[Stored data entries]
"""

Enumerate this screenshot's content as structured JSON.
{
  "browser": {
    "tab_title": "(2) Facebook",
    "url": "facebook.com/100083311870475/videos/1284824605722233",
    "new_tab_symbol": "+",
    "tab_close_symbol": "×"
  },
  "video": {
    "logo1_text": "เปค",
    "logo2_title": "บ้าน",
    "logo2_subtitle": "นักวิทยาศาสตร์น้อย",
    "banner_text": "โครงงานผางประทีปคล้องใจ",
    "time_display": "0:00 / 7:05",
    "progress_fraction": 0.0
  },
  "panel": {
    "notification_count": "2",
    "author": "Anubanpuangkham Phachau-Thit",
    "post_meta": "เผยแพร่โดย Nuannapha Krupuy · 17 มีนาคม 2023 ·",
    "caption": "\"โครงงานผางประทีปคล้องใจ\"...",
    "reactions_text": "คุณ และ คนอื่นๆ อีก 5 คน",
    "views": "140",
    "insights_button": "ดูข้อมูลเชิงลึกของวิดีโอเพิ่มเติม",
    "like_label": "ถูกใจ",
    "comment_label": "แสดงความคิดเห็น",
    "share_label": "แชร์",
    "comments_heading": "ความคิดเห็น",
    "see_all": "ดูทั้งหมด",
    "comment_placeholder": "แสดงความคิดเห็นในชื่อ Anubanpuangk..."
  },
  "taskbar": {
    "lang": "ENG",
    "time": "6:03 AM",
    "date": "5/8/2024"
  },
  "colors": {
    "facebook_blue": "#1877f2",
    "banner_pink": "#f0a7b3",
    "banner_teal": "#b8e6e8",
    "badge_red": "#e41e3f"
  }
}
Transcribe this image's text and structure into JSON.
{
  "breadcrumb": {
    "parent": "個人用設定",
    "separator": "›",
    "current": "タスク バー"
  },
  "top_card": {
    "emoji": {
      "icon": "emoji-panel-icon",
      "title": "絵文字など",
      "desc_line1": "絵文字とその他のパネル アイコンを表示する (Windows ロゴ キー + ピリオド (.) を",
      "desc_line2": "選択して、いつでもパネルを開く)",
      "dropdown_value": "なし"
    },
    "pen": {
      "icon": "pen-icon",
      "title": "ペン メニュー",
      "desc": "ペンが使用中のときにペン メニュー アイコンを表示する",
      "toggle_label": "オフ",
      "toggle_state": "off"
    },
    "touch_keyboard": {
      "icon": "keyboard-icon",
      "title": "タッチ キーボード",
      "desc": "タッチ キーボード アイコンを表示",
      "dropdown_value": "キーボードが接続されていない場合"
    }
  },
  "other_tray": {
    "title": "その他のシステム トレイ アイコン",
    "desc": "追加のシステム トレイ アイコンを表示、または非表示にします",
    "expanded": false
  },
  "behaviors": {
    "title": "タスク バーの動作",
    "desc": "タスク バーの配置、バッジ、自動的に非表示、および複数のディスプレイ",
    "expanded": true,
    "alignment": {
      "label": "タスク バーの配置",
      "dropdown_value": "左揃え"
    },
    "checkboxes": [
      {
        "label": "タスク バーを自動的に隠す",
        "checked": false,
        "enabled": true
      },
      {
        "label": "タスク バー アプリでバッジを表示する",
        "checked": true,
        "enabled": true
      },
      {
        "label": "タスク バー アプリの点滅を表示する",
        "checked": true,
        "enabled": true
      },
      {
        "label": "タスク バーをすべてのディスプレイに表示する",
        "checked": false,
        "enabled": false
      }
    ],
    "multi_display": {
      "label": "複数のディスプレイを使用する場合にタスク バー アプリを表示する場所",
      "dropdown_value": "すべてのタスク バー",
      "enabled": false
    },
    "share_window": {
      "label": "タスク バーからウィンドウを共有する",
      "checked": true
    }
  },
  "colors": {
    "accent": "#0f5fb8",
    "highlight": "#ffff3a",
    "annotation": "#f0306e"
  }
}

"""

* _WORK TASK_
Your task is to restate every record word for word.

* _TASK OUTPUT_
Enumerate this screenshot's content as structured JSON.
{
  "browser": {
    "tab_title": "(2) Facebook",
    "url": "facebook.com/100083311870475/videos/1284824605722233",
    "new_tab_symbol": "+",
    "tab_close_symbol": "×"
  },
  "video": {
    "logo1_text": "เปค",
    "logo2_title": "บ้าน",
    "logo2_subtitle": "นักวิทยาศาสตร์น้อย",
    "banner_text": "โครงงานผางประทีปคล้องใจ",
    "time_display": "0:00 / 7:05",
    "progress_fraction": 0.0
  },
  "panel": {
    "notification_count": "2",
    "author": "Anubanpuangkham Phachau-Thit",
    "post_meta": "เผยแพร่โดย Nuannapha Krupuy · 17 มีนาคม 2023 ·",
    "caption": "\"โครงงานผางประทีปคล้องใจ\"...",
    "reactions_text": "คุณ และ คนอื่นๆ อีก 5 คน",
    "views": "140",
    "insights_button": "ดูข้อมูลเชิงลึกของวิดีโอเพิ่มเติม",
    "like_label": "ถูกใจ",
    "comment_label": "แสดงความคิดเห็น",
    "share_label": "แชร์",
    "comments_heading": "ความคิดเห็น",
    "see_all": "ดูทั้งหมด",
    "comment_placeholder": "แสดงความคิดเห็นในชื่อ Anubanpuangk..."
  },
  "taskbar": {
    "lang": "ENG",
    "time": "6:03 AM",
    "date": "5/8/2024"
  },
  "colors": {
    "facebook_blue": "#1877f2",
    "banner_pink": "#f0a7b3",
    "banner_teal": "#b8e6e8",
    "badge_red": "#e41e3f"
  }
}
Transcribe this image's text and structure into JSON.
{
  "breadcrumb": {
    "parent": "個人用設定",
    "separator": "›",
    "current": "タスク バー"
  },
  "top_card": {
    "emoji": {
      "icon": "emoji-panel-icon",
      "title": "絵文字など",
      "desc_line1": "絵文字とその他のパネル アイコンを表示する (Windows ロゴ キー + ピリオド (.) を",
      "desc_line2": "選択して、いつでもパネルを開く)",
      "dropdown_value": "なし"
    },
    "pen": {
      "icon": "pen-icon",
      "title": "ペン メニュー",
      "desc": "ペンが使用中のときにペン メニュー アイコンを表示する",
      "toggle_label": "オフ",
      "toggle_state": "off"
    },
    "touch_keyboard": {
      "icon": "keyboard-icon",
      "title": "タッチ キーボード",
      "desc": "タッチ キーボード アイコンを表示",
      "dropdown_value": "キーボードが接続されていない場合"
    }
  },
  "other_tray": {
    "title": "その他のシステム トレイ アイコン",
    "desc": "追加のシステム トレイ アイコンを表示、または非表示にします",
    "expanded": false
  },
  "behaviors": {
    "title": "タスク バーの動作",
    "desc": "タスク バーの配置、バッジ、自動的に非表示、および複数のディスプレイ",
    "expanded": true,
    "alignment": {
      "label": "タスク バーの配置",
      "dropdown_value": "左揃え"
    },
    "checkboxes": [
      {
        "label": "タスク バーを自動的に隠す",
        "checked": false,
        "enabled": true
      },
      {
        "label": "タスク バー アプリでバッジを表示する",
        "checked": true,
        "enabled": true
      },
      {
        "label": "タスク バー アプリの点滅を表示する",
        "checked": true,
        "enabled": true
      },
      {
        "label": "タスク バーをすべてのディスプレイに表示する",
        "checked": false,
        "enabled": false
      }
    ],
    "multi_display": {
      "label": "複数のディスプレイを使用する場合にタスク バー アプリを表示する場所",
      "dropdown_value": "すべてのタスク バー",
      "enabled": false
    },
    "share_window": {
      "label": "タスク バーからウィンドウを共有する",
      "checked": true
    }
  },
  "colors": {
    "accent": "#0f5fb8",
    "highlight": "#ffff3a",
    "annotation": "#f0306e"
  }
}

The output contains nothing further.